The obvious first approach to adding acupuncture into a clinical practice is to become competent through successful completion of one or more of the accelerated acupuncture programs offered by or through our Chiropractic colleges. Most States require 100-300 hours of postgraduate education in order to practice acupuncture which may be obtained through the curricula of the college offering acupuncture or by combining programs from various colleges to meet the hour requirement of the State.

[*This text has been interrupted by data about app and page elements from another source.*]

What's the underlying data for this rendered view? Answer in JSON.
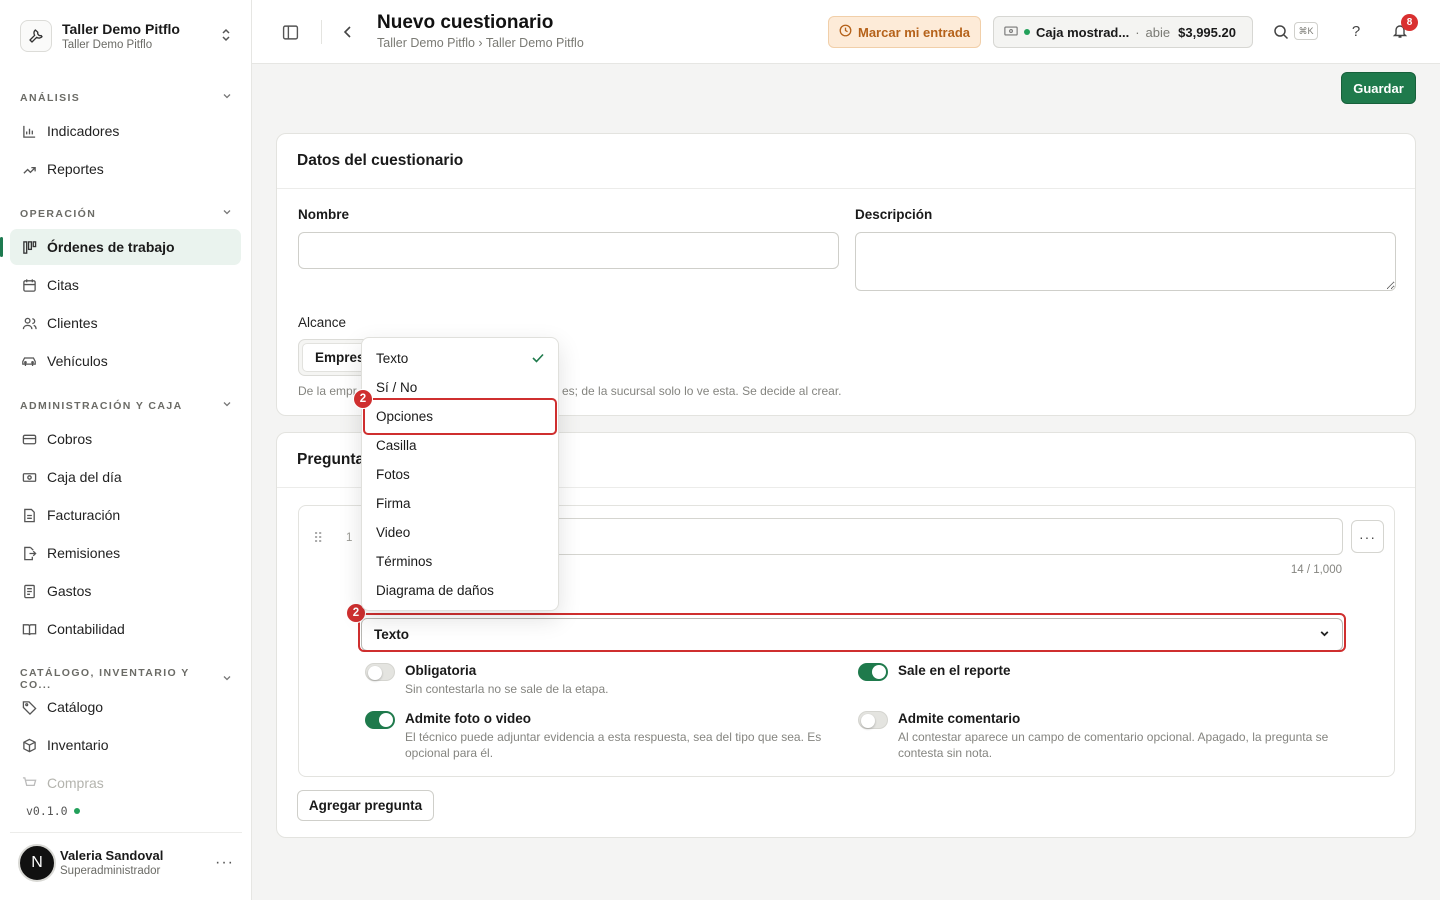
{
  "workspace": {
    "name": "Taller Demo Pitflo",
    "subtitle": "Taller Demo Pitflo"
  },
  "sidebar": {
    "sections": [
      {
        "label": "ANÁLISIS"
      },
      {
        "label": "OPERACIÓN"
      },
      {
        "label": "ADMINISTRACIÓN Y CAJA"
      },
      {
        "label": "CATÁLOGO, INVENTARIO Y CO..."
      }
    ],
    "items": [
      {
        "label": "Indicadores",
        "icon": "chart-bars-icon"
      },
      {
        "label": "Reportes",
        "icon": "trend-up-icon"
      },
      {
        "label": "Órdenes de trabajo",
        "icon": "kanban-icon",
        "active": true
      },
      {
        "label": "Citas",
        "icon": "calendar-icon"
      },
      {
        "label": "Clientes",
        "icon": "users-icon"
      },
      {
        "label": "Vehículos",
        "icon": "car-icon"
      },
      {
        "label": "Cobros",
        "icon": "credit-card-icon"
      },
      {
        "label": "Caja del día",
        "icon": "cash-icon"
      },
      {
        "label": "Facturación",
        "icon": "invoice-icon"
      },
      {
        "label": "Remisiones",
        "icon": "file-export-icon"
      },
      {
        "label": "Gastos",
        "icon": "receipt-icon"
      },
      {
        "label": "Contabilidad",
        "icon": "book-icon"
      },
      {
        "label": "Catálogo",
        "icon": "tag-icon"
      },
      {
        "label": "Inventario",
        "icon": "box-icon"
      },
      {
        "label": "Compras",
        "icon": "cart-icon"
      }
    ],
    "version": "v0.1.0",
    "user": {
      "initial": "N",
      "name": "Valeria Sandoval",
      "role": "Superadministrador"
    }
  },
  "header": {
    "title": "Nuevo cuestionario",
    "breadcrumb": "Taller Demo Pitflo › Taller Demo Pitflo",
    "mark_entry": "Marcar mi entrada",
    "cash": {
      "name": "Caja mostrad...",
      "sep": "·",
      "status": "abie",
      "amount": "$3,995.20"
    },
    "shortcut": "⌘K",
    "help": "?",
    "notifications": "8"
  },
  "actions": {
    "save": "Guardar"
  },
  "details": {
    "title": "Datos del cuestionario",
    "name_label": "Nombre",
    "name_value": "",
    "description_label": "Descripción",
    "description_value": "",
    "scope_label": "Alcance",
    "scope_option": "Empres",
    "scope_help_left": "De la empr",
    "scope_help_right": "es; de la sucursal solo lo ve esta. Se decide al crear."
  },
  "questions": {
    "title": "Pregunta",
    "number": "1",
    "counter": "14 / 1,000",
    "type_value": "Texto",
    "options": [
      {
        "title": "Obligatoria",
        "desc": "Sin contestarla no se sale de la etapa.",
        "on": false
      },
      {
        "title": "Sale en el reporte",
        "desc": "",
        "on": true
      },
      {
        "title": "Admite foto o video",
        "desc": "El técnico puede adjuntar evidencia a esta respuesta, sea del tipo que sea. Es opcional para él.",
        "on": true
      },
      {
        "title": "Admite comentario",
        "desc": "Al contestar aparece un campo de comentario opcional. Apagado, la pregunta se contesta sin nota.",
        "on": false
      }
    ],
    "add_label": "Agregar pregunta"
  },
  "type_dropdown": {
    "items": [
      "Texto",
      "Sí / No",
      "Opciones",
      "Casilla",
      "Fotos",
      "Firma",
      "Video",
      "Términos",
      "Diagrama de daños"
    ],
    "selected": "Texto",
    "highlighted": "Opciones"
  },
  "annotations": {
    "badge_option": "2",
    "badge_select": "2",
    "color": "#cf2f2f"
  }
}
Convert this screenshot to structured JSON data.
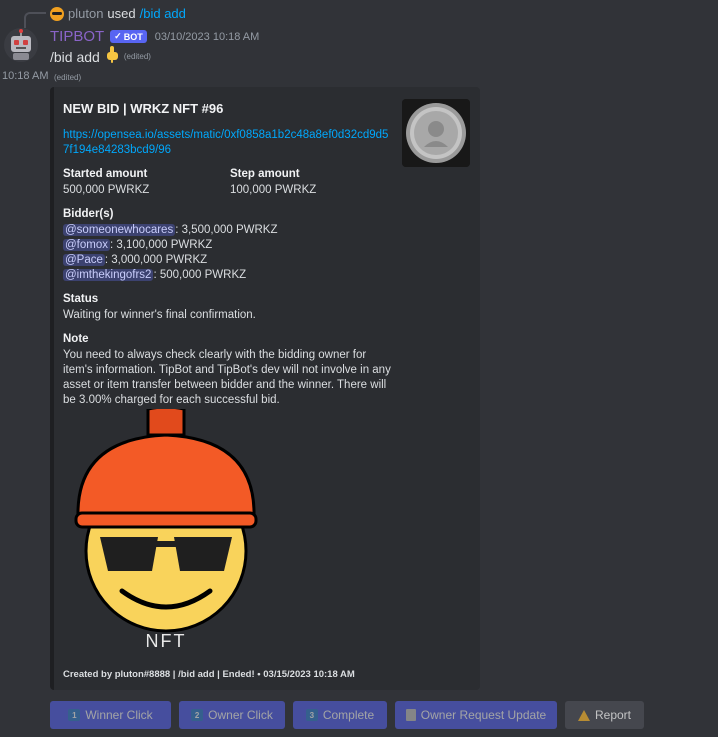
{
  "reply": {
    "user": "pluton",
    "used_text": "used",
    "command": "/bid add"
  },
  "message": {
    "username": "TIPBOT",
    "bot_tag": "BOT",
    "timestamp": "03/10/2023 10:18 AM",
    "side_time": "10:18 AM",
    "text": "/bid add",
    "edited": "(edited)"
  },
  "embed": {
    "title": "NEW BID | WRKZ NFT #96",
    "link": "https://opensea.io/assets/matic/0xf0858a1b2c48a8ef0d32cd9d57f194e84283bcd9/96",
    "fields": [
      {
        "name": "Started amount",
        "value": "500,000 PWRKZ"
      },
      {
        "name": "Step amount",
        "value": "100,000 PWRKZ"
      }
    ],
    "bidders_title": "Bidder(s)",
    "bidders": [
      {
        "mention": "@someonewhocares",
        "amount": ": 3,500,000 PWRKZ"
      },
      {
        "mention": "@fomox",
        "amount": ": 3,100,000 PWRKZ"
      },
      {
        "mention": "@Pace",
        "amount": ": 3,000,000 PWRKZ"
      },
      {
        "mention": "@imthekingofrs2",
        "amount": ": 500,000 PWRKZ"
      }
    ],
    "status_title": "Status",
    "status_text": "Waiting for winner's final confirmation.",
    "note_title": "Note",
    "note_text": "You need to always check clearly with the bidding owner for item's information. TipBot and TipBot's dev will not involve in any asset or item transfer between bidder and the winner. There will be 3.00% charged for each successful bid.",
    "image_caption": "NFT",
    "footer": "Created by pluton#8888 | /bid add | Ended! • 03/15/2023 10:18 AM"
  },
  "buttons": [
    {
      "icon": "1",
      "label": "Winner Click"
    },
    {
      "icon": "2",
      "label": "Owner Click"
    },
    {
      "icon": "3",
      "label": "Complete"
    },
    {
      "label": "Owner Request Update"
    },
    {
      "label": "Report"
    }
  ],
  "colors": {
    "username": "#8a64c8",
    "link": "#00a8fc",
    "blurple": "#5865f2",
    "background": "#313338",
    "embed_bg": "#2b2d31"
  }
}
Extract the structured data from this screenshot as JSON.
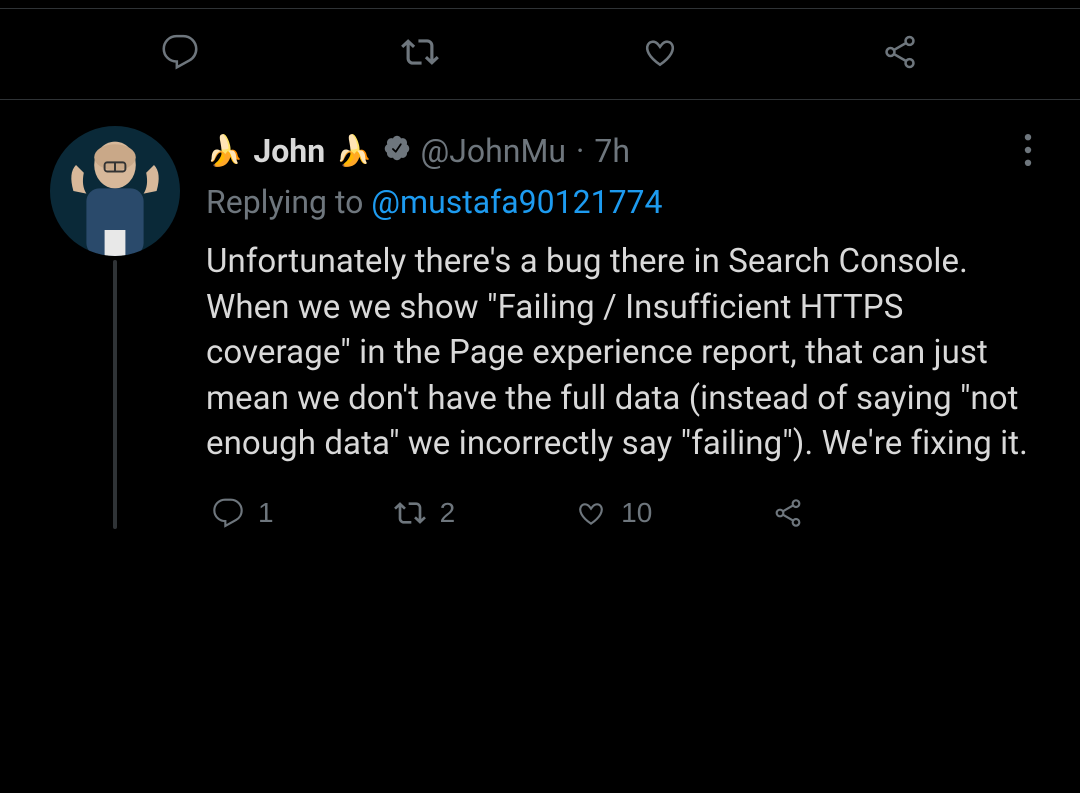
{
  "topActions": {
    "reply": "",
    "retweet": "",
    "like": "",
    "share": ""
  },
  "tweet": {
    "emojiLeft": "🍌",
    "displayName": "John",
    "emojiRight": "🍌",
    "handle": "@JohnMu",
    "separator": "·",
    "time": "7h",
    "replyingPrefix": "Replying to ",
    "replyingMention": "@mustafa90121774",
    "body": "Unfortunately there's a bug there in Search Console. When we we show \"Failing / Insufficient HTTPS coverage\" in the Page experience report, that can just mean we don't have the full data (instead of saying \"not enough data\" we incorrectly say \"failing\"). We're fixing it.",
    "actions": {
      "replies": "1",
      "retweets": "2",
      "likes": "10"
    }
  }
}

Once the doctor feels confident and competent and has meet the educational requirements for the State, incorporating the procedure of acupoint stimulation becomes natural and easy. Acupuncture may be employed on a variety of levels from local pain relief as an adjunct to a chiropractic procedure to complete meridian balancing in the treatment of somato-viscero conditions. Acupuncture may be utilized as easily as general stimulation on tender spots in the area of pain termed “Ah-Shi” points to stimulation over surgical or other scar tissue which disrupts the body’s energy fields. With contemporary “Electro Meridian Imaging”™ (EMI)™ acupuncture diagnosis of involved pathways and the selection of the proper acupoints to bring about balance is an incredibly accurate, reliable, speedy and low overhead high financial yield diagnostic modality. It requires minimal operational skill and examination evaluation is clinically significant for the doctor who has an academic background in the working mechanisms of acupuncture. The entire diagnostic procedure takes less than two minutes to perform. It may focus specifically on musculoskeletal or somato-viscero conditions.

This diagnostic procedure replaces the questionable, time consuming and unreliable ancient art of pulse diagnosis long considered the cornerstone of Oriental Medicine.

With all of the benefits both clinically and financially it is inconceivable that a full scope practitioner would not want to add this incredible dimension to healing to their armamentarium. It behooves the practitioner reading this with a background in acupuncture to take additional refresher programs to get their enthusiasm and skills honed. For those who have no background in acupuncture, it is not too late in your professional life to add this exciting dimension to practice in 2004.

Best Wishes

John A. Amaro D.C., FIAMA, Dipl.Ac. (NCCAOM) (IAMA), L.Ac.
DrAmaro@IAMA.edu
Carefree, Arizona